* _AIM OF THE EXERCISE_: Your answer must match the material exactly, line for line.

* _RECORD EXCERPTS_:
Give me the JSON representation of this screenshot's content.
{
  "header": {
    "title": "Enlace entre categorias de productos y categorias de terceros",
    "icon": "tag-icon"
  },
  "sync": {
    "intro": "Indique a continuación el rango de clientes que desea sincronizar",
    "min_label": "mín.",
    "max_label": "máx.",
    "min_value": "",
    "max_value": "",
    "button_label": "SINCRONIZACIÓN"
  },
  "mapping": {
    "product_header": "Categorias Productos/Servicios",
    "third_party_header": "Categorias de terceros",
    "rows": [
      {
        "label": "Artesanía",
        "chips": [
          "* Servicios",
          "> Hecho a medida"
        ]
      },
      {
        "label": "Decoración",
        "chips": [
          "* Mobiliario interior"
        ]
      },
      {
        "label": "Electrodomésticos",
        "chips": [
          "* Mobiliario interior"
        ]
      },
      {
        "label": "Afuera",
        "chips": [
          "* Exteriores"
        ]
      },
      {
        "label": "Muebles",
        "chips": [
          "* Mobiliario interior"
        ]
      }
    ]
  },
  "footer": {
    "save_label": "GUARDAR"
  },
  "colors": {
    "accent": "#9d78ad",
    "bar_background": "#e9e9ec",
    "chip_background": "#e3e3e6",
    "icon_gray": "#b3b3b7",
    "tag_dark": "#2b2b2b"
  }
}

* _OUTPUT BELOW_:
Give me the JSON representation of this screenshot's content.
{
  "header": {
    "title": "Enlace entre categorias de productos y categorias de terceros",
    "icon": "tag-icon"
  },
  "sync": {
    "intro": "Indique a continuación el rango de clientes que desea sincronizar",
    "min_label": "mín.",
    "max_label": "máx.",
    "min_value": "",
    "max_value": "",
    "button_label": "SINCRONIZACIÓN"
  },
  "mapping": {
    "product_header": "Categorias Productos/Servicios",
    "third_party_header": "Categorias de terceros",
    "rows": [
      {
        "label": "Artesanía",
        "chips": [
          "* Servicios",
          "> Hecho a medida"
        ]
      },
      {
        "label": "Decoración",
        "chips": [
          "* Mobiliario interior"
        ]
      },
      {
        "label": "Electrodomésticos",
        "chips": [
          "* Mobiliario interior"
        ]
      },
      {
        "label": "Afuera",
        "chips": [
          "* Exteriores"
        ]
      },
      {
        "label": "Muebles",
        "chips": [
          "* Mobiliario interior"
        ]
      }
    ]
  },
  "footer": {
    "save_label": "GUARDAR"
  },
  "colors": {
    "accent": "#9d78ad",
    "bar_background": "#e9e9ec",
    "chip_background": "#e3e3e6",
    "icon_gray": "#b3b3b7",
    "tag_dark": "#2b2b2b"
  }
}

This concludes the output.